  • Excellent combined barrier against gases, water vapor and aromas
  • Allows metal detection
  • High bonding of the SiOx coating to the base films
  • Suitable for use on established converting machines
  • Made from annually renewable resource corn starch
  • Fully biodegradable
  • Various gauges available

Standard-gauge 20-micron Ceramis-PLA finds application in food grade lidding foil for trays (thermoformed or rigid), and all types of food pouches.

Finally, nanocomposite technology is leading the way for packaging innovation in the plastic container and flexible film industries, offering enhanced properties such as lighter weight materials, greater barrier protection and increased shelf life. Nanocomposites appear capable of approaching the elusive goal of converting plastic into a super barrier — the equivalent of glass or metal — without upsetting regulators.

A nanoclay-enhanced bottle barrier layer is a good example. With nanoclay supplier Nanocor, Mitsubishi Gas Chemical has developed Imperm, nanocomposite/MXD6 nylon blend featuring extraordinary oxygen and carbon dioxide barrier properties for use in multilayer PET bottles.

The grade uses nanoclay to impart significantly higher resistance to permeation by oxygen, carbon dioxide and moisture. This nanocomposite retains high clarity, making it an ideal core layer in multilayer PET bottles for such demanding applications as beer and carbonated soft drinks.

The Imperm 103 grade, containing a low loading of nanoclay particles, has a four-fold improvement in oxygen barrier and twice the carbon dioxide barrier properties of unmodified MXD6 nylon, while moisture resistance is increased by 200 percent. Imperm 103 also adheres to PET without a tie layer.

It offers good clarity with 1.5 percent haze as resin and 4 percent haze in bottles has good recyclability, good retort ability and maintains most other properties of unmodified MXD6 nylon. Imperm 103/PET multilayered bottles can be made thinner with equivalent protection to a single-layer PET bottle. They can therefore be compacted more readily and thus may contribute to volume reduction and resource savings in the recycle stream.

The barrier bottles have been used for carbonated beverages, juices, salad dressings and condiments.
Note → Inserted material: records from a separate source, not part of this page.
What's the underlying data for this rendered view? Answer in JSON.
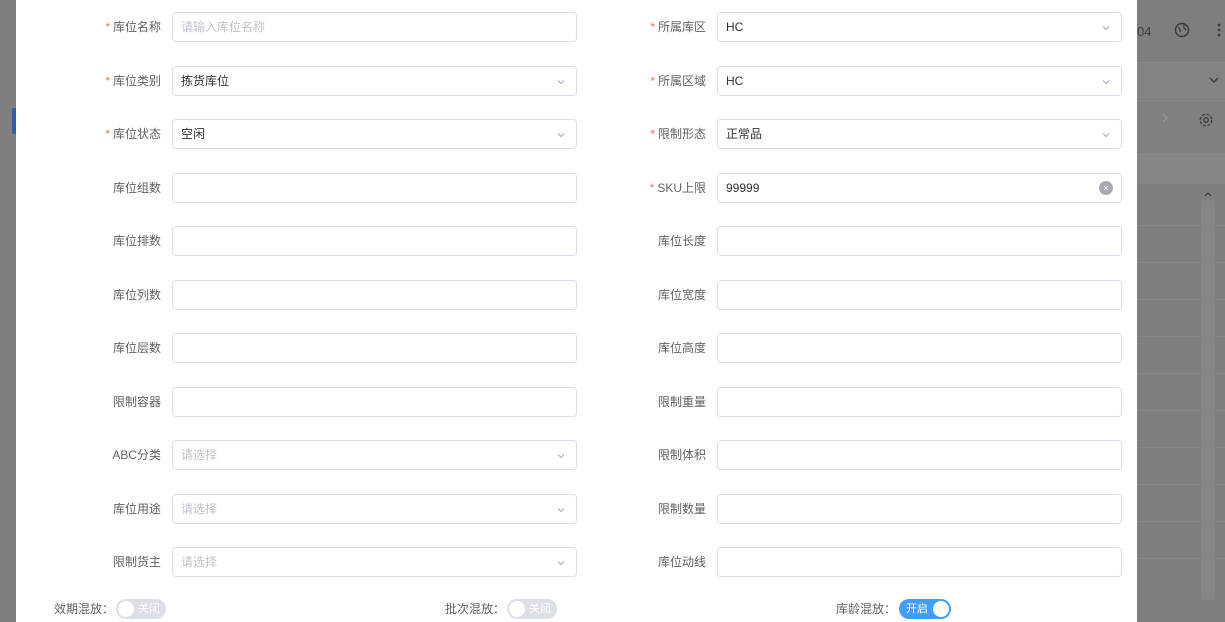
{
  "background": {
    "top_text": "04",
    "icons": [
      "globe-icon",
      "more-vertical-icon",
      "chevron-down-icon",
      "chevron-right-icon",
      "gear-icon",
      "chevron-up-icon"
    ]
  },
  "form": {
    "left": [
      {
        "label": "库位名称",
        "required": true,
        "type": "input",
        "value": "",
        "placeholder": "请输入库位名称"
      },
      {
        "label": "库位类别",
        "required": true,
        "type": "select",
        "value": "拣货库位",
        "placeholder": ""
      },
      {
        "label": "库位状态",
        "required": true,
        "type": "select",
        "value": "空闲",
        "placeholder": ""
      },
      {
        "label": "库位组数",
        "required": false,
        "type": "input",
        "value": "",
        "placeholder": ""
      },
      {
        "label": "库位排数",
        "required": false,
        "type": "input",
        "value": "",
        "placeholder": ""
      },
      {
        "label": "库位列数",
        "required": false,
        "type": "input",
        "value": "",
        "placeholder": ""
      },
      {
        "label": "库位层数",
        "required": false,
        "type": "input",
        "value": "",
        "placeholder": ""
      },
      {
        "label": "限制容器",
        "required": false,
        "type": "input",
        "value": "",
        "placeholder": ""
      },
      {
        "label": "ABC分类",
        "required": false,
        "type": "select",
        "value": "",
        "placeholder": "请选择"
      },
      {
        "label": "库位用途",
        "required": false,
        "type": "select",
        "value": "",
        "placeholder": "请选择"
      },
      {
        "label": "限制货主",
        "required": false,
        "type": "select",
        "value": "",
        "placeholder": "请选择"
      }
    ],
    "right": [
      {
        "label": "所属库区",
        "required": true,
        "type": "select",
        "value": "HC",
        "placeholder": ""
      },
      {
        "label": "所属区域",
        "required": true,
        "type": "select",
        "value": "HC",
        "placeholder": ""
      },
      {
        "label": "限制形态",
        "required": true,
        "type": "select",
        "value": "正常品",
        "placeholder": ""
      },
      {
        "label": "SKU上限",
        "required": true,
        "type": "clearable",
        "value": "99999",
        "placeholder": ""
      },
      {
        "label": "库位长度",
        "required": false,
        "type": "input",
        "value": "",
        "placeholder": ""
      },
      {
        "label": "库位宽度",
        "required": false,
        "type": "input",
        "value": "",
        "placeholder": ""
      },
      {
        "label": "库位高度",
        "required": false,
        "type": "input",
        "value": "",
        "placeholder": ""
      },
      {
        "label": "限制重量",
        "required": false,
        "type": "input",
        "value": "",
        "placeholder": ""
      },
      {
        "label": "限制体积",
        "required": false,
        "type": "input",
        "value": "",
        "placeholder": ""
      },
      {
        "label": "限制数量",
        "required": false,
        "type": "input",
        "value": "",
        "placeholder": ""
      },
      {
        "label": "库位动线",
        "required": false,
        "type": "input",
        "value": "",
        "placeholder": ""
      }
    ]
  },
  "switches": [
    {
      "label": "效期混放：",
      "state_text": "关闭",
      "on": false
    },
    {
      "label": "批次混放：",
      "state_text": "关闭",
      "on": false
    },
    {
      "label": "库龄混放：",
      "state_text": "开启",
      "on": true
    }
  ],
  "colors": {
    "required": "#f56c6c",
    "switch_on": "#409eff",
    "switch_off": "#dcdfe6",
    "border": "#dcdfe6"
  }
}
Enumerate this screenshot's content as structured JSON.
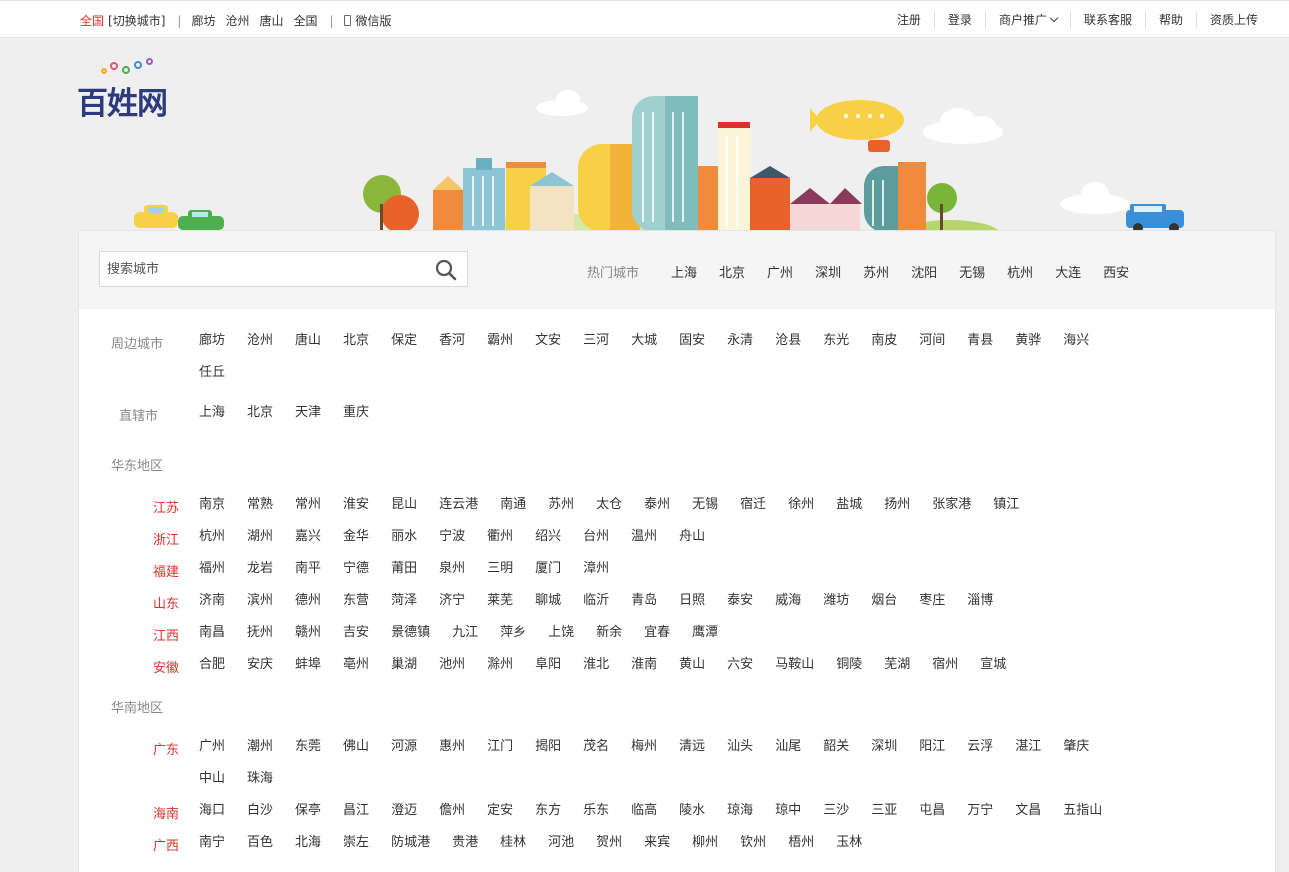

Also commercialized were thermoformed sheet grades for multilayer thermoformed deli containers and polyolefin packaging film grades for flexible multilayer film snack food packaging.

Imperm oxygen permeability.